(Stored dataset items)
= Beginning of Section =

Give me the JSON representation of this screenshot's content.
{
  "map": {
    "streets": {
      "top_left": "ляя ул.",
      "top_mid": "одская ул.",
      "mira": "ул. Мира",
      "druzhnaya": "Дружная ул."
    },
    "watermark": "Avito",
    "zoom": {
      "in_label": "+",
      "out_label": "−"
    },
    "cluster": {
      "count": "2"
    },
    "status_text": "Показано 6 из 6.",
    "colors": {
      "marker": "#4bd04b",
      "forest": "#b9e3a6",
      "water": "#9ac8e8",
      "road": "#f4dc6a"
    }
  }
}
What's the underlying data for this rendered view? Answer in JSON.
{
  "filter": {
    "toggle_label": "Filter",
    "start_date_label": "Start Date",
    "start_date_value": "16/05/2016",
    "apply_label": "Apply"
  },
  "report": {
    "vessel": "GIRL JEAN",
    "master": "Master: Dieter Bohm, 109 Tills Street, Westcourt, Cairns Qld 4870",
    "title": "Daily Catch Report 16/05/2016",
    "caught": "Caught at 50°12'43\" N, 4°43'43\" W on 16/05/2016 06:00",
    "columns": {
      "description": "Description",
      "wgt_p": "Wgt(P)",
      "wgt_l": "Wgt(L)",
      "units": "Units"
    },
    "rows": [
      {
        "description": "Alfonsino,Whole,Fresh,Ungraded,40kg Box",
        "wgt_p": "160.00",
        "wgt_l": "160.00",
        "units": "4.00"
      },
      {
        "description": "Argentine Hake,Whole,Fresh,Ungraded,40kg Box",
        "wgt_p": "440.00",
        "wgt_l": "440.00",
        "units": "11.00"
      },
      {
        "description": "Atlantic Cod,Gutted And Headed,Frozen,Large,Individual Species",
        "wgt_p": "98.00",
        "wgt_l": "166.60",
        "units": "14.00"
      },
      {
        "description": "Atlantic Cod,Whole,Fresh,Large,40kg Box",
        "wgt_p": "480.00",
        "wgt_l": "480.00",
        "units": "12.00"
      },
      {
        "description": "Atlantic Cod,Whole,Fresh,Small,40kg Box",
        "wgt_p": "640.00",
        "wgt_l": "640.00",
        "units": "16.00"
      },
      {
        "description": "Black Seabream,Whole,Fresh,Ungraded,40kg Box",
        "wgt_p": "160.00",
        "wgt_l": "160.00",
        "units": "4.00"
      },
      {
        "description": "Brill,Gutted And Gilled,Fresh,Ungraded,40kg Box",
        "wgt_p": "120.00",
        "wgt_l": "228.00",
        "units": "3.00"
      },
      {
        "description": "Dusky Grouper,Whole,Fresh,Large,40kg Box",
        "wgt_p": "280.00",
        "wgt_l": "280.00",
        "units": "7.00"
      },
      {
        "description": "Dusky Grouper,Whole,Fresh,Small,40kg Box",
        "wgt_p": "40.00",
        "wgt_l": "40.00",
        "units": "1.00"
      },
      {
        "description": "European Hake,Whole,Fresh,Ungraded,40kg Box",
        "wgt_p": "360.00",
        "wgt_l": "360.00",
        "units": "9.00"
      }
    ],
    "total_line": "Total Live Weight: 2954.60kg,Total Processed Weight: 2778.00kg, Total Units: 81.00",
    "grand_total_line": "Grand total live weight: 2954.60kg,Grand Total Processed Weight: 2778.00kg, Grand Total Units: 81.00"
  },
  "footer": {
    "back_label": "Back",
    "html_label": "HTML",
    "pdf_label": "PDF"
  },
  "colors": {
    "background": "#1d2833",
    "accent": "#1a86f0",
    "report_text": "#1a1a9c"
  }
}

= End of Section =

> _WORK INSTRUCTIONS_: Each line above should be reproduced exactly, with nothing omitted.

> _TASK RESPONSE_:
Give me the JSON representation of this screenshot's content.
{
  "map": {
    "streets": {
      "top_left": "ляя ул.",
      "top_mid": "одская ул.",
      "mira": "ул. Мира",
      "druzhnaya": "Дружная ул."
    },
    "watermark": "Avito",
    "zoom": {
      "in_label": "+",
      "out_label": "−"
    },
    "cluster": {
      "count": "2"
    },
    "status_text": "Показано 6 из 6.",
    "colors": {
      "marker": "#4bd04b",
      "forest": "#b9e3a6",
      "water": "#9ac8e8",
      "road": "#f4dc6a"
    }
  }
}
What's the underlying data for this rendered view? Answer in JSON.
{
  "filter": {
    "toggle_label": "Filter",
    "start_date_label": "Start Date",
    "start_date_value": "16/05/2016",
    "apply_label": "Apply"
  },
  "report": {
    "vessel": "GIRL JEAN",
    "master": "Master: Dieter Bohm, 109 Tills Street, Westcourt, Cairns Qld 4870",
    "title": "Daily Catch Report 16/05/2016",
    "caught": "Caught at 50°12'43\" N, 4°43'43\" W on 16/05/2016 06:00",
    "columns": {
      "description": "Description",
      "wgt_p": "Wgt(P)",
      "wgt_l": "Wgt(L)",
      "units": "Units"
    },
    "rows": [
      {
        "description": "Alfonsino,Whole,Fresh,Ungraded,40kg Box",
        "wgt_p": "160.00",
        "wgt_l": "160.00",
        "units": "4.00"
      },
      {
        "description": "Argentine Hake,Whole,Fresh,Ungraded,40kg Box",
        "wgt_p": "440.00",
        "wgt_l": "440.00",
        "units": "11.00"
      },
      {
        "description": "Atlantic Cod,Gutted And Headed,Frozen,Large,Individual Species",
        "wgt_p": "98.00",
        "wgt_l": "166.60",
        "units": "14.00"
      },
      {
        "description": "Atlantic Cod,Whole,Fresh,Large,40kg Box",
        "wgt_p": "480.00",
        "wgt_l": "480.00",
        "units": "12.00"
      },
      {
        "description": "Atlantic Cod,Whole,Fresh,Small,40kg Box",
        "wgt_p": "640.00",
        "wgt_l": "640.00",
        "units": "16.00"
      },
      {
        "description": "Black Seabream,Whole,Fresh,Ungraded,40kg Box",
        "wgt_p": "160.00",
        "wgt_l": "160.00",
        "units": "4.00"
      },
      {
        "description": "Brill,Gutted And Gilled,Fresh,Ungraded,40kg Box",
        "wgt_p": "120.00",
        "wgt_l": "228.00",
        "units": "3.00"
      },
      {
        "description": "Dusky Grouper,Whole,Fresh,Large,40kg Box",
        "wgt_p": "280.00",
        "wgt_l": "280.00",
        "units": "7.00"
      },
      {
        "description": "Dusky Grouper,Whole,Fresh,Small,40kg Box",
        "wgt_p": "40.00",
        "wgt_l": "40.00",
        "units": "1.00"
      },
      {
        "description": "European Hake,Whole,Fresh,Ungraded,40kg Box",
        "wgt_p": "360.00",
        "wgt_l": "360.00",
        "units": "9.00"
      }
    ],
    "total_line": "Total Live Weight: 2954.60kg,Total Processed Weight: 2778.00kg, Total Units: 81.00",
    "grand_total_line": "Grand total live weight: 2954.60kg,Grand Total Processed Weight: 2778.00kg, Grand Total Units: 81.00"
  },
  "footer": {
    "back_label": "Back",
    "html_label": "HTML",
    "pdf_label": "PDF"
  },
  "colors": {
    "background": "#1d2833",
    "accent": "#1a86f0",
    "report_text": "#1a1a9c"
  }
}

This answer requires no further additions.